Laurie Muchnick, Book Editor at Newsday, sends email to say that she’s glad to see James Marcus taking issue with Margo Hammond’s allegation, in the Washington Post, that the 1998 National Book Critics Circle award went to a banal, underwhelming third choice (Penelope Fitzgerald’s The Blue Flower) because the critics couldn’t decide between the latest from Roth and DeLillo.
what Marcus didn’t mention is that Margo Hammond wasn’t even a judge for the award that year, something the Washington Post didn’t make clear. It was all hearsay. I remember events a little bit differently than James does, but more or less the same — I don’t think Philip Roth had any support at all. It was really just between DeLillo and Fitzgerald. There was a lot of discussion of whether an award should go to a small, perfect book versus a big, ambitious but flawed book, and Fitzgerald won fair and square. It was a close vote, I seem to recall, because both books had advocates, but in no way did Fitzgerald win because DeLillo and Roth split the vote.
Muchnick asked me to clarify “that while [Hammond] was later to join the NBCC board (it is the board members who do the judging), she was not on the board that year and she was not in the room when the discussion and votes were held.”
Here’s what Hammond told the Washington Post (note the “we”):

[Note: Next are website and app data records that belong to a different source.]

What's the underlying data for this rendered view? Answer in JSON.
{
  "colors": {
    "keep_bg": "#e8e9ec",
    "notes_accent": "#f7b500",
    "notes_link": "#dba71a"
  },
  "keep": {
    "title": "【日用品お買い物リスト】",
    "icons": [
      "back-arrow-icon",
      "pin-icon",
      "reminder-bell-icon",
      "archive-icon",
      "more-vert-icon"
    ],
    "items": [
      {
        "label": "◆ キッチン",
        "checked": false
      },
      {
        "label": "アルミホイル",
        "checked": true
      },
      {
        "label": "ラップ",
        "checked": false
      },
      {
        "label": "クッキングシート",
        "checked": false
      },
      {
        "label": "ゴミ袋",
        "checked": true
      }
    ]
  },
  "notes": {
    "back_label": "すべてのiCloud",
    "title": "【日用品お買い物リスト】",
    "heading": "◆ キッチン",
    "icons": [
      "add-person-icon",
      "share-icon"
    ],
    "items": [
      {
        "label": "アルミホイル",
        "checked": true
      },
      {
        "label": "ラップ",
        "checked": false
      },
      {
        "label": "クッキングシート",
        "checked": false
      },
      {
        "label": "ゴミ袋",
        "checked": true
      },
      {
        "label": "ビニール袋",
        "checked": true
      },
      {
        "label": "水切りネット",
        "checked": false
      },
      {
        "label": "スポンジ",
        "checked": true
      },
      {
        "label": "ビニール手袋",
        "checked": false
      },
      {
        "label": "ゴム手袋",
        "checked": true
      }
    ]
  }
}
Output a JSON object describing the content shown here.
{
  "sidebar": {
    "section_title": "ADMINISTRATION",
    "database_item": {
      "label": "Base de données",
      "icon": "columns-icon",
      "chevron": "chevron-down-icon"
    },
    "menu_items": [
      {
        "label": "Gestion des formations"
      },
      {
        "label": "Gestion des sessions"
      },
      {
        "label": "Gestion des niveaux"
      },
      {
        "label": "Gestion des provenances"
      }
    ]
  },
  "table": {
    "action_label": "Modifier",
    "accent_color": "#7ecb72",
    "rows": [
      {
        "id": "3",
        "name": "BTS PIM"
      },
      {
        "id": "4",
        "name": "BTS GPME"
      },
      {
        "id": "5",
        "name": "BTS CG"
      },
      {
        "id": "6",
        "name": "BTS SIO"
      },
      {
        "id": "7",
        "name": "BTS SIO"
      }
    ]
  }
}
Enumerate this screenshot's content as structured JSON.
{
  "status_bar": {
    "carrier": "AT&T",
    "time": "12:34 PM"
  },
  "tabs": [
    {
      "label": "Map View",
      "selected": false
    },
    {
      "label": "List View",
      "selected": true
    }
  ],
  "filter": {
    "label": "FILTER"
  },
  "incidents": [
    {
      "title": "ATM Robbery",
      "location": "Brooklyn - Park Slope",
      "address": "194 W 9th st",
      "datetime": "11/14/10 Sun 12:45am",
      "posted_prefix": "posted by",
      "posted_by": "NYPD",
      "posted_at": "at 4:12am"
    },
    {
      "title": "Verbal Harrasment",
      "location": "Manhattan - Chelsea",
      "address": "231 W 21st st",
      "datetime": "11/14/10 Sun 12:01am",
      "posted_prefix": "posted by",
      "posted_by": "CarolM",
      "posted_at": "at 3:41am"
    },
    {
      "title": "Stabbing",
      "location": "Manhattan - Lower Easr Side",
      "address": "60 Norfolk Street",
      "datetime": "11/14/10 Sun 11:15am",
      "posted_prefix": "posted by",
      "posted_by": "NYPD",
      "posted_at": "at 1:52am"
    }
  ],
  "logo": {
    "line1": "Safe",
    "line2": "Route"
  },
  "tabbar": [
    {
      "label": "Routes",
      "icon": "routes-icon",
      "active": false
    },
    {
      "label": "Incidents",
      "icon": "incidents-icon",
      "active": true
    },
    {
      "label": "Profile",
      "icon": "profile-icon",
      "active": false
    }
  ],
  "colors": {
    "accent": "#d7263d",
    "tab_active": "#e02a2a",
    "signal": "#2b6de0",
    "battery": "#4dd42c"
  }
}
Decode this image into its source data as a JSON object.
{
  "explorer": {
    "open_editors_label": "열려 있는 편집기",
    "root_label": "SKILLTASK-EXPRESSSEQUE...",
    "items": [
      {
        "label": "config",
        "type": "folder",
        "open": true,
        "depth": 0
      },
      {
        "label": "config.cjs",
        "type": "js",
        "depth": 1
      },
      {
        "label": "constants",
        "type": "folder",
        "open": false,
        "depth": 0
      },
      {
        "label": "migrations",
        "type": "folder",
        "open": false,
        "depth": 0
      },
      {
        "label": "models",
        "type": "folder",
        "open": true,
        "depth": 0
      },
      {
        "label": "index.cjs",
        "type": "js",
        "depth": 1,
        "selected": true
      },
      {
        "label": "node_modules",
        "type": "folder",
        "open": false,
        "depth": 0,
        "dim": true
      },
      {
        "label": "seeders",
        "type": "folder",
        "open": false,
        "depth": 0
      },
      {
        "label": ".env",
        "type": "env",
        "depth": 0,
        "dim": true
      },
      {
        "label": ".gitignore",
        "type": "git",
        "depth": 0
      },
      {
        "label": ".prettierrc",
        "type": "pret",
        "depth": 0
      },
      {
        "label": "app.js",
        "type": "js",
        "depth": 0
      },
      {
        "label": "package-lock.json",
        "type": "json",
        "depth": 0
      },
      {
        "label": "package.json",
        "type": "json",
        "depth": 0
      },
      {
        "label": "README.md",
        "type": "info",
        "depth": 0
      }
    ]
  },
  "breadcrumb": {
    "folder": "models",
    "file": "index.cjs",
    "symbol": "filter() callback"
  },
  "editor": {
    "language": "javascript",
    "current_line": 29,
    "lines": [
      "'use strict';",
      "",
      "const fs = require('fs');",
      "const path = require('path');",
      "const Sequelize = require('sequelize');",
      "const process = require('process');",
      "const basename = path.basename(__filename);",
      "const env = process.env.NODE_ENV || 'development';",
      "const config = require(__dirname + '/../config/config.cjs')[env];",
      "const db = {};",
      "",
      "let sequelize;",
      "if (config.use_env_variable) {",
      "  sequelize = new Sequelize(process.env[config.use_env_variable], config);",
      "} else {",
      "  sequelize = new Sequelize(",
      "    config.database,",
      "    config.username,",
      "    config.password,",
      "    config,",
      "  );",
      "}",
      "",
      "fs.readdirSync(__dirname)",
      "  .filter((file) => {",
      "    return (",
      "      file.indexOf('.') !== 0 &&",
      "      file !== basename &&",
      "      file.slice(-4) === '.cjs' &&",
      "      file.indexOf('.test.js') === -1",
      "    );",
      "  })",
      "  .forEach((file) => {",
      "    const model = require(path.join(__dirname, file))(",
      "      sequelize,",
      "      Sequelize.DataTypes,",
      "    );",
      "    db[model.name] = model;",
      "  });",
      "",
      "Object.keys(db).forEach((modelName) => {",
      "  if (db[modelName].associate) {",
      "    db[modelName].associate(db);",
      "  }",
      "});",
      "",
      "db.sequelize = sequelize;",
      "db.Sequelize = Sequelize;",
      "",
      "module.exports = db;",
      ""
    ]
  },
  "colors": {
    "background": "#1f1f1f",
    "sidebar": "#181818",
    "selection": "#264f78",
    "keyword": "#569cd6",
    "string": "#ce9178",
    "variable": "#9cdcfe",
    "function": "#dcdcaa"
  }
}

in 1998, according to the NBCC’s Hammond[,] “There was a huge contest” between Don DeLillo’s Underworld and Roth’s American Pastoral. The winner? The Blue Flower, by British author Penelope Fitzgerald. “We can say it, now that she’s died,” says Hammond. “It wasn’t the book that people felt passionate about.”